“Black people are not sharing in the prosperity,” said Jessica Williams, the communications director for the Equity Alliance, an organization advocating for more opportunity and a better quality of life.
In North Nashville, her neighborhood and a cultural hub for Black life in the city, she has seen new houses cropping up that are too expensive for most residents already in the neighborhood. Many of the newcomers she sees are white.
Nashville has undoubtedly become more diverse. In the southeastern corner of the city, Nolensville Pike has become a delectable corridor where fast-food chains and one of Nashville’s original purveyors of hot chicken are wedged into shopping centers with Peruvian chicken spots, Salvadoran pupuserias and markets serving Kurdish and Indian communities.
But downtown, Ms. Williams said, can feel homogeneous. “When you go there, it’s white,” she said. “These are white spaces.”
Officials and developers have been laying the groundwork to broaden the appeal of downtown and to make it the sort of urban environment where residents could live and work. The plan is meant to reduce the load on area roadways and bring even more vigor to the city’s core.
One of the most ambitious development projects — a $450 million complex with major brands and outposts of popular local restaurants, office space, housing and a museum of African American music — opened this year. (Monthly rent for the apartments range from just over $2,000 for a studio to more than $14,000 for a three-bedroom penthouse.)
There are plans to add thousands of apartments and condominiums. The City Council has also adopted measures to rein in the proliferation of party vehicles, which have been popular with tourists but annoying to many residents.
Revamping Second Avenue had not figured into their designs. But then the bombing forced officials to recalibrate.

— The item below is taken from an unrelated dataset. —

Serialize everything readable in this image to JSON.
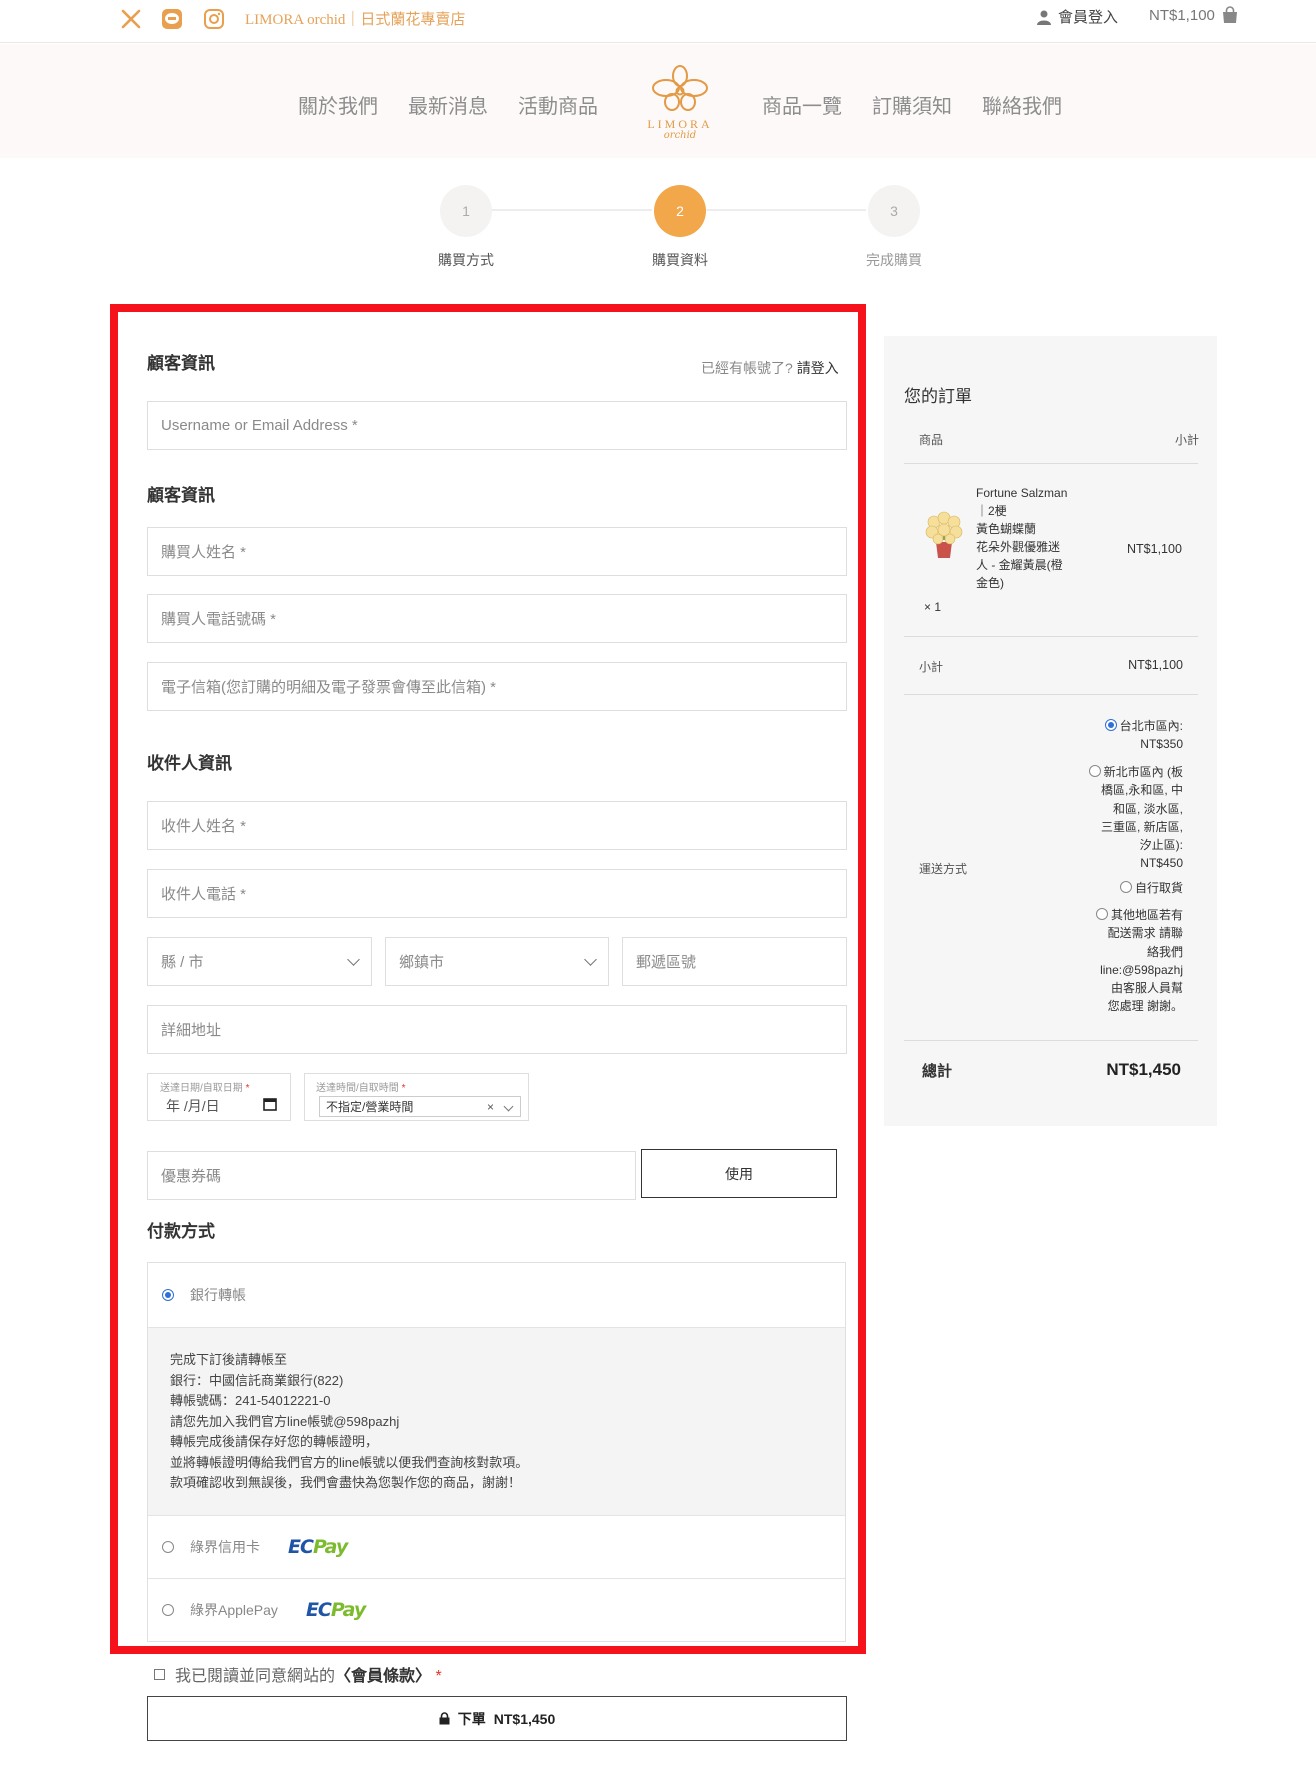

Around dawn on Christmas morning last year, police officers were called to the area and found a recreational vehicle parked outside of an AT&T communications hub. A speaker blared the Petula Clark song “Downtown” interspersed with a countdown and warning that the vehicle would soon explode. The officers rushed to roust nearby residents out of their homes and clear the avenue.
The concussion unleashed a wave of destruction through downtown. Telecommunications were disrupted across the region for days. Dozens of buildings were destroyed or damaged, including warehouses and storefronts from the Victorian-era built in the years after the Civil War, dealing an agonizing blow to historic preservationists.
“It felt like almost a continuation of the nightmare of Covid, tornado — all those different sort of things,” Mr. Mathews said of the litany of hardship Nashville had weathered in the months before the bombing. “How many unnatural things can happen to our community? And how do we recover?”
Amanda Topping, one of the police officers who was there when the bomb went off, is eager to see the area rebuilt.
“I live here, I have family here, nieces and nephews,” she said. “I want to be able to bring them downtown to a new park, restaurants, the outdoor dining.”
There is a fear that something gets lost when an area becomes dominated by crowds who are there for a good time but are ultimately just passing through, with little interest in sustaining a community.
“You end up with just Bourbon Street or Times Square,” said Ray Hensler, a developer. “I just don’t think most Nashvillians want to see that happen.”